Pelvic pain that lasts longer than 6 months and doesn’t improve with treatment is known as chronic pelvic pain..
How do you know if pelvic pain is serious?
If you have pain below your belly button and above your legs, it counts as pelvic pain. It can be caused by a lot of things. It may be a harmless sign that you’re fertile, a digestive disorder, or a red flag that you need to go to the hospital.
Is pelvic pain serious?
In women, pelvic pain may be a sign of menstrual cramps, ovulation, or a gastrointestinal issue such as a food intolerance. It can also develop due to a more serious problem. Sometimes, pelvic pain is an indicator of an infection or issue with the reproductive system or other organs in the area.
Why is my pubic bone hurting?
Osteitis pubis [os-tee-EYE-tis PYOO-bis] is a condition in which the pubic bone or the surrounding tissues are inflamed and sore. This pain is most often related to complications from surgery but has also been found to occur in athletes. Early diagnosis of osteitis pubis is important to avoid further pubic bone stress.
Can stress cause pain in pelvis?
Pelvic pain causes stress and anxiety – and anxiety and stress can cause pelvic pain.” Symptoms can include some or all of the following: urinary – burning, pressure and bladder urgency, often mistaken for a urinary tract infection. gastrointestinal – bloating, abdominal pain or constipation.
Can dehydration cause pelvic pain?
Bladder inflammation: Because dehydration concentrates the urine, resulting in a high level of minerals, it can irritate the lining of the bladder and cause painful bladder syndrome, or interstitial cystitis. Frequent, urgent urination and pelvic pain are common symptoms.
How should I sleep with pelvic pain?

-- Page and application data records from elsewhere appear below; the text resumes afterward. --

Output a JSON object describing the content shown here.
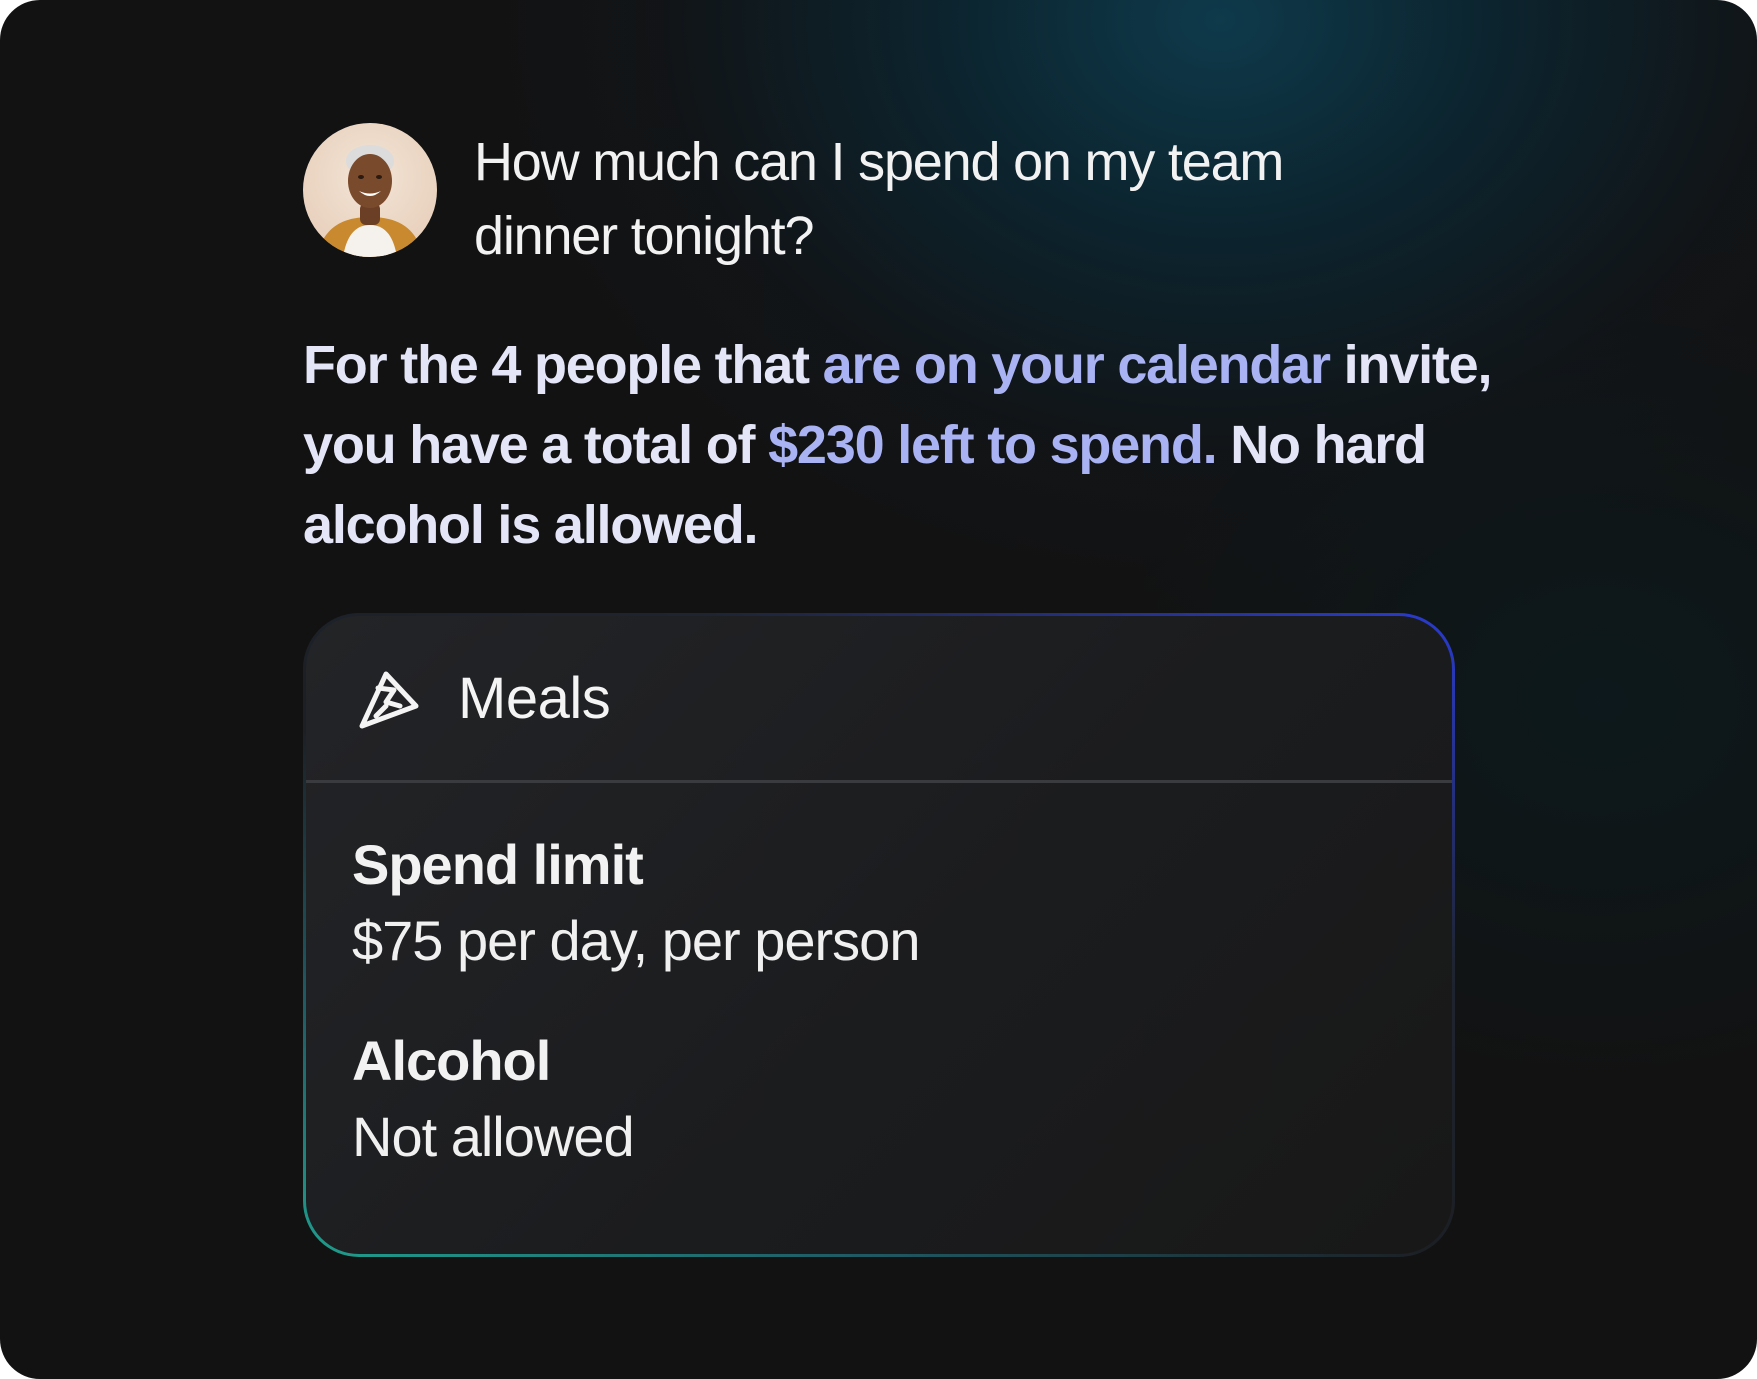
{
  "question": {
    "text": "How much can I spend on my team dinner tonight?"
  },
  "answer": {
    "part1": "For the 4 people that ",
    "part2": "are on your calendar",
    "part3": " invite, you have a total of ",
    "part4": "$230 left to spend.",
    "part5": " No hard alcohol is allowed."
  },
  "card": {
    "icon": "meals-logo-icon",
    "title": "Meals",
    "rules": [
      {
        "label": "Spend limit",
        "value": "$75 per day, per person"
      },
      {
        "label": "Alcohol",
        "value": "Not allowed"
      }
    ]
  },
  "colors": {
    "highlight": "#a9b2f2",
    "background": "#121212",
    "card_border_start": "#1f9e8e",
    "card_border_end": "#2a3bd0"
  }
}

SLEEP: When you sleep on your side at night, place a pillow between your knees. When you rollover in bed have a pillow between your knees and gently squeeze it as you roll onto your side. You can wear the Serola belt to sleep if you have the pain at nighttime, too.
When should you worry about pelvic pain?
If your symptoms persist for more than 24 hours and include fever, chills, back pain, nausea or vomiting, you should see your doctor immediately. Read our guide to UTIs. The other common type of bladder pain is called interstitial cystitis (also known as painful bladder syndrome).
What can pelvic pain be a sign of?
Chronic pelvic pain sometimes isn’t only due to problems with reproductive organs or the urinary tract; other organs in the pelvic area, if “diseased,” can present as pelvic pain. Irritable bowel syndrome, an intestinal condition that often causes pain, may be the cause. Symptoms you may have: Diarrhea.
How do you relieve pelvic pain?
6 Ways to Ease Your Chronic Pelvic PainOver-the-counter pain relievers. Taking ibuprofen (Advil, Motrin) or acetaminophen (Tylenol) is a good first step for CPP relief. … Get moving. … Take the heat. … Make a change. … Try supplements. … Relax.
Does heat help pelvic pain?
Heat — Applying heat can help reduce the discomfort in your pelvis. Use a heating pad or sit in a tub of warm water to help reduce the pain. It’s important to note that any swelling or inflammation that might be the cause of your pain can be exacerbated by heat.
What doctor do I see for pelvic pain?
Your gynecologist would be a good person to see first. For some women, pelvic pain is related to a problem with the reproductive system. Other possible causes include the problems with the muscles of the abdominal wall, bladder, or bowels.